In its 2013 Annual Report, the Commission commented extensively on the obligation of all judges of courts of record – that is, all courts except town and village courts – and of all non-incumbent candidates seeking election to courts of record – to file annual financial disclosure statements, similar to those filed by other state officials and state government employees. Section 211(4) of the Judiciary Law and Section 40.2 of the Rules of the Chief Judge require judges to file an annual financial disclosure statement by May 15 of each succeeding year.

Since 1990, the Ethics Commission for the Unified Court System (UCS Ethics) has been responsible for administering the distribution, collection, review and maintenance of annual financial disclosure statements. The powers, duties and procedures of the UCS Ethics are set forth in 22 NYCRR Parts 40 and 7400.

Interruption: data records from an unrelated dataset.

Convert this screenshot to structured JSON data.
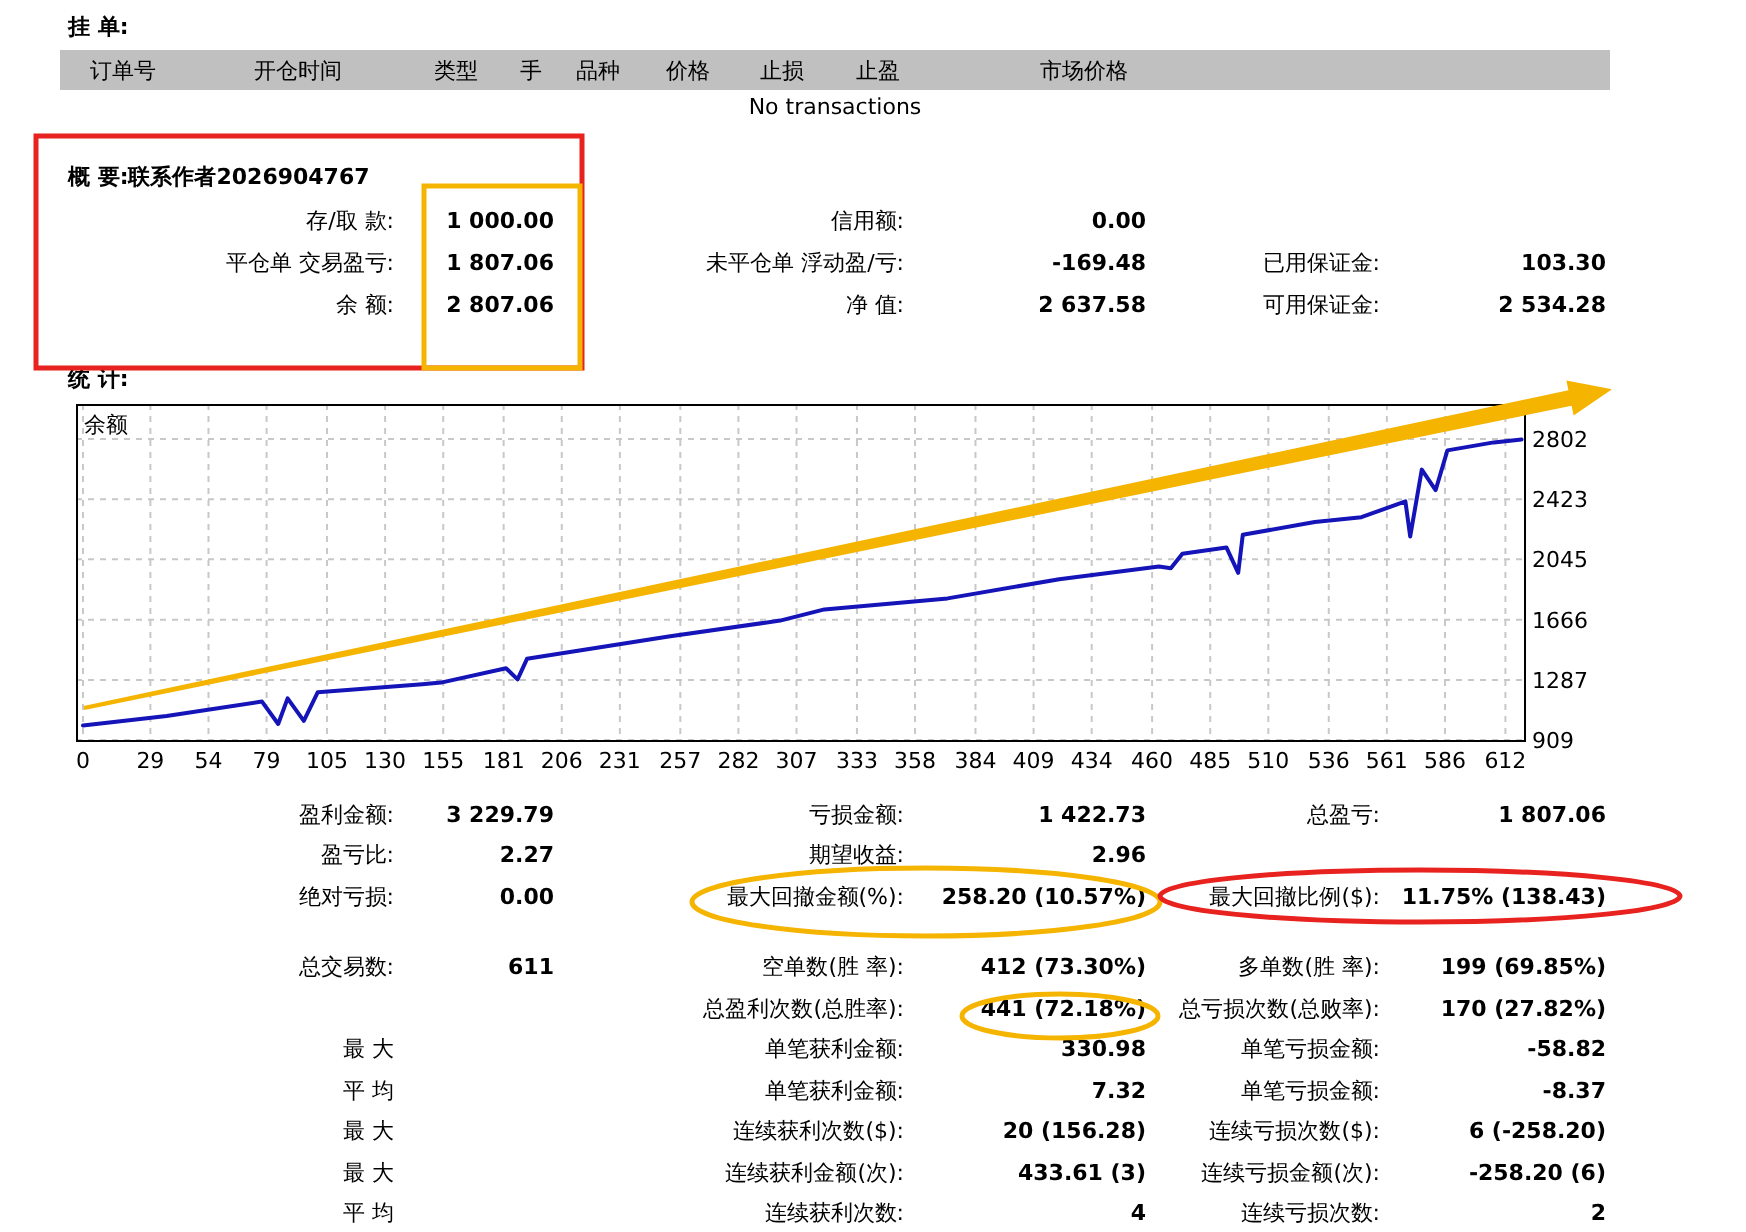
{
  "pending": {
    "title": "挂 单:",
    "columns": [
      "订单号",
      "开仓时间",
      "类型",
      "手",
      "品种",
      "价格",
      "止损",
      "止盈",
      "市场价格"
    ],
    "empty_text": "No transactions"
  },
  "summary": {
    "title": "概 要:联系作者2026904767",
    "rows": [
      {
        "left": {
          "label": "存/取 款:",
          "value": "1 000.00"
        },
        "middle": {
          "label": "信用额:",
          "value": "0.00"
        }
      },
      {
        "left": {
          "label": "平仓单 交易盈亏:",
          "value": "1 807.06"
        },
        "middle": {
          "label": "未平仓单 浮动盈/亏:",
          "value": "-169.48"
        },
        "right": {
          "label": "已用保证金:",
          "value": "103.30"
        }
      },
      {
        "left": {
          "label": "余 额:",
          "value": "2 807.06"
        },
        "middle": {
          "label": "净 值:",
          "value": "2 637.58"
        },
        "right": {
          "label": "可用保证金:",
          "value": "2 534.28"
        }
      }
    ]
  },
  "statistics": {
    "title": "统 计:",
    "chart_data": {
      "type": "line",
      "grid": true,
      "xlim": [
        -3,
        620
      ],
      "ylim": [
        909,
        3022
      ],
      "xticks": [
        0,
        29,
        54,
        79,
        105,
        130,
        155,
        181,
        206,
        231,
        257,
        282,
        307,
        333,
        358,
        384,
        409,
        434,
        460,
        485,
        510,
        536,
        561,
        586,
        612
      ],
      "yticks": [
        909,
        1287,
        1666,
        2045,
        2423,
        2802
      ],
      "x": [
        0,
        36,
        77,
        84,
        88,
        95,
        101,
        146,
        154,
        182,
        187,
        191,
        252,
        300,
        319,
        372,
        420,
        463,
        468,
        473,
        492,
        497,
        499,
        530,
        550,
        569,
        571,
        576,
        582,
        587,
        607,
        619
      ],
      "series": [
        {
          "name": "余额",
          "color": "#1414b8",
          "values": [
            1000,
            1060,
            1150,
            1010,
            1170,
            1030,
            1210,
            1260,
            1270,
            1360,
            1290,
            1420,
            1560,
            1660,
            1730,
            1800,
            1920,
            2000,
            1990,
            2080,
            2120,
            1960,
            2200,
            2280,
            2310,
            2410,
            2190,
            2610,
            2480,
            2730,
            2780,
            2800
          ]
        }
      ]
    },
    "groups": [
      [
        {
          "left": {
            "label": "盈利金额:",
            "value": "3 229.79"
          },
          "middle": {
            "label": "亏损金额:",
            "value": "1 422.73"
          },
          "right": {
            "label": "总盈亏:",
            "value": "1 807.06"
          }
        },
        {
          "left": {
            "label": "盈亏比:",
            "value": "2.27"
          },
          "middle": {
            "label": "期望收益:",
            "value": "2.96"
          }
        },
        {
          "left": {
            "label": "绝对亏损:",
            "value": "0.00"
          },
          "middle": {
            "label": "最大回撤金额(%):",
            "value": "258.20 (10.57%)"
          },
          "right": {
            "label": "最大回撤比例($):",
            "value": "11.75% (138.43)"
          }
        }
      ],
      [
        {
          "left": {
            "label": "总交易数:",
            "value": "611"
          },
          "middle": {
            "label": "空单数(胜 率):",
            "value": "412 (73.30%)"
          },
          "right": {
            "label": "多单数(胜 率):",
            "value": "199 (69.85%)"
          }
        },
        {
          "middle": {
            "label": "总盈利次数(总胜率):",
            "value": "441 (72.18%)"
          },
          "right": {
            "label": "总亏损次数(总败率):",
            "value": "170 (27.82%)"
          }
        },
        {
          "left": {
            "label": "最 大"
          },
          "middle": {
            "label": "单笔获利金额:",
            "value": "330.98"
          },
          "right": {
            "label": "单笔亏损金额:",
            "value": "-58.82"
          }
        },
        {
          "left": {
            "label": "平 均"
          },
          "middle": {
            "label": "单笔获利金额:",
            "value": "7.32"
          },
          "right": {
            "label": "单笔亏损金额:",
            "value": "-8.37"
          }
        },
        {
          "left": {
            "label": "最 大"
          },
          "middle": {
            "label": "连续获利次数($):",
            "value": "20 (156.28)"
          },
          "right": {
            "label": "连续亏损次数($):",
            "value": "6 (-258.20)"
          }
        },
        {
          "left": {
            "label": "最 大"
          },
          "middle": {
            "label": "连续获利金额(次):",
            "value": "433.61 (3)"
          },
          "right": {
            "label": "连续亏损金额(次):",
            "value": "-258.20 (6)"
          }
        },
        {
          "left": {
            "label": "平 均"
          },
          "middle": {
            "label": "连续获利次数:",
            "value": "4"
          },
          "right": {
            "label": "连续亏损次数:",
            "value": "2"
          }
        }
      ]
    ]
  }
}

When a judge is late in submitting the annual statement and fails to respond to notices to cure, UCS Ethics is obliged to issue a notice of delinquency, and to notify the Commission, pursuant to Section 40.1(k) of the Rules of the Chief Judge.  Where investigation by the Commission reveals a valid excuse, discipline would not be imposed. Where the explanations are not persuasive – e.g., the judge was busy, or misplaced the disclosure form, or did not check the mail carefully enough for it, or was distracted by personal matters – the Commission has typically issued a Letter of Dismissal and Caution, reminding the judge of the obligations to file and to do so promptly.  Two such letters were issued in 2013, four in 2012 and three each in 2011 and 2010.

However, in 2013 there was a first-time public discipline for failure to file a single financial disclosure statement in a timely manner.  In Matter of McAndrews,* a District Court judge was censured for being nearly eleven months late in filing and for failing to respond to inquiry letters from the Commission, which resulted in his being summoned to testify about both the underlying complaint and the failure to cooperate. There was no evidence that the tardy McAndrews disclosure statement itself was materially inaccurate.

Filing a materially inaccurate statement would subject the judge to public discipline, particularly if the disclosure violation were coupled with other misconduct.  Matter of Joseph S. Alessandro, 13 NY3d 238 (2009); Matter of Francis M. Alessandro, Id.; and Matter of Nora S. Anderson.**



From the 2014 Annual Report, pages 25-26.